(Marinha Grande, 23-06-1913 – Tarrafal, Santiago Island, Cape Verde 28-12-1948)
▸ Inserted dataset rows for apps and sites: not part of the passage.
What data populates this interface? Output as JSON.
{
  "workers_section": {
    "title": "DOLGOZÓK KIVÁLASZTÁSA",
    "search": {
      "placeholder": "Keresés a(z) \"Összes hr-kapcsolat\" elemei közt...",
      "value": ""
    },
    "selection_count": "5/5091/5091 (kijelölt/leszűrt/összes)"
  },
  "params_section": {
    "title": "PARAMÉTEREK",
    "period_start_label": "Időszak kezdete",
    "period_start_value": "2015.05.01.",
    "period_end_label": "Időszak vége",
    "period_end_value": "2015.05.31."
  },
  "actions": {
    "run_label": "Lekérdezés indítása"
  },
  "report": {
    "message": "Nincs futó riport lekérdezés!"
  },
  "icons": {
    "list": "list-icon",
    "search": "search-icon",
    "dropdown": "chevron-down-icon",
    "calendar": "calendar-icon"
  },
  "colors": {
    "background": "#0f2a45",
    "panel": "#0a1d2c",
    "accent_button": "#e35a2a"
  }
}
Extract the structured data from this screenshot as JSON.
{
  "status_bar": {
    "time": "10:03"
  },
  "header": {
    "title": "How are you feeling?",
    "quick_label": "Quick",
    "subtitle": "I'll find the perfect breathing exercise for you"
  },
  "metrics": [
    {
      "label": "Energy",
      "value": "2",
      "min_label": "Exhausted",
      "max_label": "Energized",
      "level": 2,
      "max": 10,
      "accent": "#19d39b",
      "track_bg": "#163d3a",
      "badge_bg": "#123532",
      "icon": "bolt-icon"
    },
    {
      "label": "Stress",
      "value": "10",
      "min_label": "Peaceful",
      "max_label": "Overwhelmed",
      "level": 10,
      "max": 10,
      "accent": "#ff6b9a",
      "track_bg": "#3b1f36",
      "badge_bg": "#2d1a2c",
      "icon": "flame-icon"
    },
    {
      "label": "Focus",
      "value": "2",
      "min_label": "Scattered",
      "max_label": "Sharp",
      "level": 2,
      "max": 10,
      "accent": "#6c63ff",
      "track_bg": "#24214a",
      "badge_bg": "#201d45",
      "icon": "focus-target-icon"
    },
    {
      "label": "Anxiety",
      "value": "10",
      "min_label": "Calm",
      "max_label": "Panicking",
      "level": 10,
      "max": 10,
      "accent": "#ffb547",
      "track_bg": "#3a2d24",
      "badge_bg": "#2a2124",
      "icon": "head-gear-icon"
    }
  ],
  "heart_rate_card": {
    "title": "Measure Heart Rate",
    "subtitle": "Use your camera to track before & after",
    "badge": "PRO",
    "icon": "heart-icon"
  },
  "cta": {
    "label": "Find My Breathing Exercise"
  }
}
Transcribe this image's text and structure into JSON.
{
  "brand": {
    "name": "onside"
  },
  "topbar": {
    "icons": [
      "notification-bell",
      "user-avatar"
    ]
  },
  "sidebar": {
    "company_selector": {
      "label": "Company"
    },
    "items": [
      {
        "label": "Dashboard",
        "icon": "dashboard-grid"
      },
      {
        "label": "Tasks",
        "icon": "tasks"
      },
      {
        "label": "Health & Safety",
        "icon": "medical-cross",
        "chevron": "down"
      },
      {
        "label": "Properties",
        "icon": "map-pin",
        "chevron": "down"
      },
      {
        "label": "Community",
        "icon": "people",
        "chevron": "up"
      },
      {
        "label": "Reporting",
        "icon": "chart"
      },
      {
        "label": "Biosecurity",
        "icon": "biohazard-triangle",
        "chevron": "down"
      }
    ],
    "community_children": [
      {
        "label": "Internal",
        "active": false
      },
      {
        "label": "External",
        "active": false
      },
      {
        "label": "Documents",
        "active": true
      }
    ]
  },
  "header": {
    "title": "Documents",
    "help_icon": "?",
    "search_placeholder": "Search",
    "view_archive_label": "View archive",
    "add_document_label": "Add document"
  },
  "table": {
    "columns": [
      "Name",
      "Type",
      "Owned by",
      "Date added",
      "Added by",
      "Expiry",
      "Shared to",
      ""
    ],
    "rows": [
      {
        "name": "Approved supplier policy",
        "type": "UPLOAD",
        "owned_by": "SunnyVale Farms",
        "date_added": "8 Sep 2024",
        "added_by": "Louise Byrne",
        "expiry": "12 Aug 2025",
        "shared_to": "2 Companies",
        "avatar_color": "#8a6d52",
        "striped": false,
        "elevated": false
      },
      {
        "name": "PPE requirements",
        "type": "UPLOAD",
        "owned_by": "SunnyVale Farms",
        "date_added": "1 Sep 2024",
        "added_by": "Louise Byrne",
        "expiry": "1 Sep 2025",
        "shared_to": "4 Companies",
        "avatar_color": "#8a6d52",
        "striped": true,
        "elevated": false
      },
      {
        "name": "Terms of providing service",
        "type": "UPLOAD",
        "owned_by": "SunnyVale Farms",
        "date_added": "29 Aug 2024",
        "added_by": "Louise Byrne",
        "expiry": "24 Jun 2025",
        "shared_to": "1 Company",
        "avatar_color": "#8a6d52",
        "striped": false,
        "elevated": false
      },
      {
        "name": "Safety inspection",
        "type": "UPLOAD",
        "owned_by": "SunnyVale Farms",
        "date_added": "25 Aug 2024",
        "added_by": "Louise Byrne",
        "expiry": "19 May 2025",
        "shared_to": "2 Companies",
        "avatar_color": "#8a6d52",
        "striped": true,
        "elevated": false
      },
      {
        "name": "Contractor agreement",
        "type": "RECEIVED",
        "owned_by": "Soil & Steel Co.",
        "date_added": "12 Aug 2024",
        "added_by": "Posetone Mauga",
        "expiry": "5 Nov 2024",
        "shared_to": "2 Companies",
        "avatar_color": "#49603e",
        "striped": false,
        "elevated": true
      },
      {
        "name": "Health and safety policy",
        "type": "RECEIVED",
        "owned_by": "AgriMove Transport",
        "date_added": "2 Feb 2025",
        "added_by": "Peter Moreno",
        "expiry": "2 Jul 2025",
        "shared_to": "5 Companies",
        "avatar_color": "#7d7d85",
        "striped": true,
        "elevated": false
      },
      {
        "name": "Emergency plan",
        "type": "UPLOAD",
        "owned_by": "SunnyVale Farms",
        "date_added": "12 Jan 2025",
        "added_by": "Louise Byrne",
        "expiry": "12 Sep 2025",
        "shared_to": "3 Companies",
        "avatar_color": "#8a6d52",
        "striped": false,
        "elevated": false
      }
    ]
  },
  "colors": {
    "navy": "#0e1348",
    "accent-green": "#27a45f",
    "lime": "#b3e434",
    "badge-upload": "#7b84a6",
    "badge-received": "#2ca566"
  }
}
António Guerra was born in Marinha Grande, where he was an employee of the Ricardo Santos Galo glass factory. He was a member of the Portuguese Communist Party and, when he was part of the group that prepared and led the revolt of 18 January 1934 in Marinha Grande, he was also a member of the leadership of the Committee of the Western Region. He commanded the brigade that assailed and occupied the telegraph and telephone station and negotiated the surrender of the National Republican Guard (GNR) post. Following these events, António Guerra was arrested, on 27 January 1934, by the Command of the Public Security Police of Leiria and sent to the headquarters of the Surveillance and State Defence Police (PVDE). Accused of leading the uprising and holding the dynamite bombs used to take over the postal telegraph station, he was sentenced in the Special Military Court, on 19 February 1934, to 20 years of exile and a high fine. In September, he embarked with others who had been condemned to exile, to the Fortress of Angra do Heroísmo, in the Azores, where he stayed until 23 October 1936, when he was transferred to the Concentration Camp of Tarrafal, in Cape Verde. On 27 January 1944, he was brought to the Psychiatric Hospital Júlio De Matos in Lisbon. After spending a few months in the Prisons of Aljube and Caxias, he was sent, in May 1944, to the Prison of Peniche, where he stayed until 1948, then, he returned to the Camp of Tarrafal. With a severely weakened health due to the abuse and torture suffered during successive arrests, António Guerra died in 1948, at the age of 35. He had served fourteen years of exile, out of the twenty to which he had been sentenced.